Now The Hollywood Reporter directs us to a bit of news that Darren Lemke, who wrote the spec for which got the upcoming Bryan Singer-directed “Jack the Giant Killer” moving over at New Line, is closing a deal to aide Columbia Pictures in their attempt capitalize on the nostalgia of many with a big-screen adaptation of the “Goosebumps” series. “Fast Five” producer Neal Moritz’s Original Films banner along with Deborah Forte with Scholastic Entertainment are producing, for a project that has apparently seen many writers take a crack at making a suitable story out of the beloved series, but Lemke will reportedly be starting from page one with his draft. Stine, who may also be a familiar name to those who picked up the young adult series “Fear Street” in the ‘80s, made the “Goosebumps” series into a success by making “Tales from The Crypt” and “Creepshow” style stories into ones more suitable for adult readers. With titles like “The Haunted Mask,” “Welcome to Dead House,” and “Night of the Living Dummy,” the “Goosebumps” series injected a sense of morbid humor into what was essentially the young adult novel equivalent of an episode of “The Twilight Zone.”

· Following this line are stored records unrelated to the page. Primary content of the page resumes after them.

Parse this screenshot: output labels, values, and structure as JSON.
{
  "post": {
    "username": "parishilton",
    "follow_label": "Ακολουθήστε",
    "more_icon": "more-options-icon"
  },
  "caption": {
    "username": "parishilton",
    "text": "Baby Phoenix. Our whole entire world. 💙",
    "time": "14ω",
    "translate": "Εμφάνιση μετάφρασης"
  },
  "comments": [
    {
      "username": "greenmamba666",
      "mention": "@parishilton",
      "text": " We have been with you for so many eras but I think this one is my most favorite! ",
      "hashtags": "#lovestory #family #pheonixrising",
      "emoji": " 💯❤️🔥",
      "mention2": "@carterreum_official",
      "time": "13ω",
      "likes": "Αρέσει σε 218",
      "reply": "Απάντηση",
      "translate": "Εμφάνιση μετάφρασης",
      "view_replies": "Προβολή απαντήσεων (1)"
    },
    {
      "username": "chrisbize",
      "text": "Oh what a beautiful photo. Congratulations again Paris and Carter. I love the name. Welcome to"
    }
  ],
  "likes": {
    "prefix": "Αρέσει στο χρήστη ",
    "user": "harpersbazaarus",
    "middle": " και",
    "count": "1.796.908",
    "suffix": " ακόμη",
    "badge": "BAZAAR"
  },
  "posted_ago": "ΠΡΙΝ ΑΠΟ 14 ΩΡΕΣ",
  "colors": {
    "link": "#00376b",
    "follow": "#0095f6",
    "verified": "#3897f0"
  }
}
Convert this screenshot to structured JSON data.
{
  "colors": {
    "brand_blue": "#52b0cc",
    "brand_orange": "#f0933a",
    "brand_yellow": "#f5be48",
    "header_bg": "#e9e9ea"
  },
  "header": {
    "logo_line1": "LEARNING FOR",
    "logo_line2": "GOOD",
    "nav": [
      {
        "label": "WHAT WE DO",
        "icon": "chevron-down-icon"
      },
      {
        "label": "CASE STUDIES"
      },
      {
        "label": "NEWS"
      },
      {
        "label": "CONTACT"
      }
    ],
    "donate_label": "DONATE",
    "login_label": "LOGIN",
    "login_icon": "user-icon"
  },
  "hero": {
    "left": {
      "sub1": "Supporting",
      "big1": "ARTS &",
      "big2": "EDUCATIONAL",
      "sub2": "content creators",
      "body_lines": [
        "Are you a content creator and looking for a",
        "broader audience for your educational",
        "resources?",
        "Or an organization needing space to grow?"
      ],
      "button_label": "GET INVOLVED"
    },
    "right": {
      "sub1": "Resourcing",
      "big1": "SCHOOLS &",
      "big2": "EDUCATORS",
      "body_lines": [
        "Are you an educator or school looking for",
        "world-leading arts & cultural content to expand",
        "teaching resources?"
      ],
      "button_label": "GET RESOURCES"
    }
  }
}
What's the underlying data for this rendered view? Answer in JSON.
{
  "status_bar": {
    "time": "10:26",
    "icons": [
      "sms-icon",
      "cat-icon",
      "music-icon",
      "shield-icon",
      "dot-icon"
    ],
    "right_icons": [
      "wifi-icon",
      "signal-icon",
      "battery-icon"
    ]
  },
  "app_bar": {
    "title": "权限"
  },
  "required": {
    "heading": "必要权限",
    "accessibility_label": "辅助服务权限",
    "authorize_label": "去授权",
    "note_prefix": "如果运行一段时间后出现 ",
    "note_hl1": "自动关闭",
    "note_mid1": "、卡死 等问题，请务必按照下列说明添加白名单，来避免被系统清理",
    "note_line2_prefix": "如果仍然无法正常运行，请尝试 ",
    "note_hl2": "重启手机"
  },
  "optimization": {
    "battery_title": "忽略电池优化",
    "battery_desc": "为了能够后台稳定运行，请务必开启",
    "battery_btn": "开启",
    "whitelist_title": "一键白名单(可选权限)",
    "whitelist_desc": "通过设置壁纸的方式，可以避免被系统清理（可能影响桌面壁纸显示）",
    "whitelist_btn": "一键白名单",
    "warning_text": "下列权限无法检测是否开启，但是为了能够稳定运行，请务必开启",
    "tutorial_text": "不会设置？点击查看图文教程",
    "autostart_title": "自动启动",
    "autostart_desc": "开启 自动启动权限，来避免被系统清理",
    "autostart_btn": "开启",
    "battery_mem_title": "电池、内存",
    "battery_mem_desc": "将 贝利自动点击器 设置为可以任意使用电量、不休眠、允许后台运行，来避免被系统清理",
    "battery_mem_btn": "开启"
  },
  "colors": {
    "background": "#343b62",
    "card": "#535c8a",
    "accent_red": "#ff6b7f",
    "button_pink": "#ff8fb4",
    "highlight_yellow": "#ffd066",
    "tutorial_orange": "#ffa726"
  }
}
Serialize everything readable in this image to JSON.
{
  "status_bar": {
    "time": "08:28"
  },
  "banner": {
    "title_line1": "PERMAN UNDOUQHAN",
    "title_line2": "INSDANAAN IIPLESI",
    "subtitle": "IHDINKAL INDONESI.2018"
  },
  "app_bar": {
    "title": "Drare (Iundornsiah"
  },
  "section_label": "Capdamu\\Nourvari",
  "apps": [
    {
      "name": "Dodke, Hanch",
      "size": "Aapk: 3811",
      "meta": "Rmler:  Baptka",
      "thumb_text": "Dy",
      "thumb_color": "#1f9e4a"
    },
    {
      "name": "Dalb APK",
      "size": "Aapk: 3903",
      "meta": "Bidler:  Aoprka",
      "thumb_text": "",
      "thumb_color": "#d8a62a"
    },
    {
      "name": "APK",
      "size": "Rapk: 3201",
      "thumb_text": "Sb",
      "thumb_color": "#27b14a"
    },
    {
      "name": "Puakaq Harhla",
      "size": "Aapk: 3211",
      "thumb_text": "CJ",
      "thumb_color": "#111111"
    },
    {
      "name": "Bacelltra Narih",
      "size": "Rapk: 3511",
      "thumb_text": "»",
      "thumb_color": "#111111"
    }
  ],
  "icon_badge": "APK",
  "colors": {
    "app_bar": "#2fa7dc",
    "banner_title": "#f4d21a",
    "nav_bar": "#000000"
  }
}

For those who still recall thumbing through the pages of “Goosebumps” in their youth or for those who started reading because of the TV series (ahem, this writer), this news comes as sort of a mixed bag. While the kids of the ‘80s have already had their childhood obsessions ravaged by countless “Transformers” films and proposed “Teenage Mutant Ninja Turtle” reboots, it looks as if the franchise-minded Hollywood studios are looking to turn their eye on the ‘90s now. While we’d like to hope that Lemke and company could spin this into a bit of PG-13 genre fun, especially since the “Goosebumps” books inspired more intentional laughter than fear, there’s still a better chance it will add to the ever increasing glut of adolescent aimed projects that fill up our text friendly megaplexes every weekend. Still, it’s far too early to tell.